═══ MATERIAL TO PROCESS ═══

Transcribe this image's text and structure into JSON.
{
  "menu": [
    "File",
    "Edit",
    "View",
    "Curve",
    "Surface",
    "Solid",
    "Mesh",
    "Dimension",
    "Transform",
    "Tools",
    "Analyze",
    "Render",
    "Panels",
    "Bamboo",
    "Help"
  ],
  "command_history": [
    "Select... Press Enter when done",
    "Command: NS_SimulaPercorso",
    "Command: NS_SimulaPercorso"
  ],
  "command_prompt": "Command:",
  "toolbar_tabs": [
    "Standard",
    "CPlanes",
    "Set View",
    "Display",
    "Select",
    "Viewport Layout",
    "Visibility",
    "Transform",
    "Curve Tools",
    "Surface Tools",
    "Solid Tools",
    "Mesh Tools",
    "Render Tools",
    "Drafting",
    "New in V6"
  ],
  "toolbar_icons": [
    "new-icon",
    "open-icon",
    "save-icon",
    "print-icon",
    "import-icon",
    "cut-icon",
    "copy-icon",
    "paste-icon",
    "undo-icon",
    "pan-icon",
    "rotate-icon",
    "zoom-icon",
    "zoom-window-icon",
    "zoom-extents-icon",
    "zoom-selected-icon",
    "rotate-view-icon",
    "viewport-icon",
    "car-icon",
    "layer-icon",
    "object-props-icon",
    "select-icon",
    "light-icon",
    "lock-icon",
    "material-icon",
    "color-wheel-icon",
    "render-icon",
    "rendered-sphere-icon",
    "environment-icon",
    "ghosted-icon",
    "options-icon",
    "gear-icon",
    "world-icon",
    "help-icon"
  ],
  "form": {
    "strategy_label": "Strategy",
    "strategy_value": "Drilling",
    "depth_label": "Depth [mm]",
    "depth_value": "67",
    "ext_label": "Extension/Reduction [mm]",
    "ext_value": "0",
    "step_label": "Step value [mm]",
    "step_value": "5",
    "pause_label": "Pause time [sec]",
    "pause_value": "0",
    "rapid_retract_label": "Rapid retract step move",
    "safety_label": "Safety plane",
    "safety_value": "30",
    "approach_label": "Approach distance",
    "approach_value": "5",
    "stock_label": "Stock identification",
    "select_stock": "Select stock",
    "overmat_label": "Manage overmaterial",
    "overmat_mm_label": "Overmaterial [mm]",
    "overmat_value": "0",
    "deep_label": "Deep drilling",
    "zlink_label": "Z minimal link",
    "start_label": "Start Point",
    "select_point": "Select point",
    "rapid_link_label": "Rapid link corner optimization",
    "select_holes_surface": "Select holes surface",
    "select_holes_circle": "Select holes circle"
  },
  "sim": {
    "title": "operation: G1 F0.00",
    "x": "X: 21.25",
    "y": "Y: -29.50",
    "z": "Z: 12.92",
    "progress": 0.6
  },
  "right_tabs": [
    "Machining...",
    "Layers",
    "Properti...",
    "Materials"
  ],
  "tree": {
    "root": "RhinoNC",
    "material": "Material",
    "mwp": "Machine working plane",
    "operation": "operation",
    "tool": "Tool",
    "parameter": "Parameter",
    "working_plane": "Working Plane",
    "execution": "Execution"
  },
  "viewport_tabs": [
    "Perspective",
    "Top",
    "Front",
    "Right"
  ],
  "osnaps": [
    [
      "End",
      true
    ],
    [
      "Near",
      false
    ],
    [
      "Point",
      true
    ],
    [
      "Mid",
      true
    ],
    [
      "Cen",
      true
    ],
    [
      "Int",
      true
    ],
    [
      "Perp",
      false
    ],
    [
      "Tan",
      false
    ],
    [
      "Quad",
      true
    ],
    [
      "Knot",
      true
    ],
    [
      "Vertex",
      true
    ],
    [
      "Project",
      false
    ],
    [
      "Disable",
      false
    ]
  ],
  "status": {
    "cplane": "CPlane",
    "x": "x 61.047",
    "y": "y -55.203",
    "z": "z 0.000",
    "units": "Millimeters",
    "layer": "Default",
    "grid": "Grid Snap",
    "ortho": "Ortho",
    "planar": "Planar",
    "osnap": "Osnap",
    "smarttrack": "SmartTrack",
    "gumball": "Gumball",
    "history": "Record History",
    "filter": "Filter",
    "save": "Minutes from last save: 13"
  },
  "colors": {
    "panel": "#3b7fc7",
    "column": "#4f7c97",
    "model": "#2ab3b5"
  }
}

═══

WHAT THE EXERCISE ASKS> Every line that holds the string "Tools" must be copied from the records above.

TASK RESPONSE>
    "Tools",
    "Curve Tools",
    "Surface Tools",
    "Solid Tools",
    "Mesh Tools",
    "Render Tools",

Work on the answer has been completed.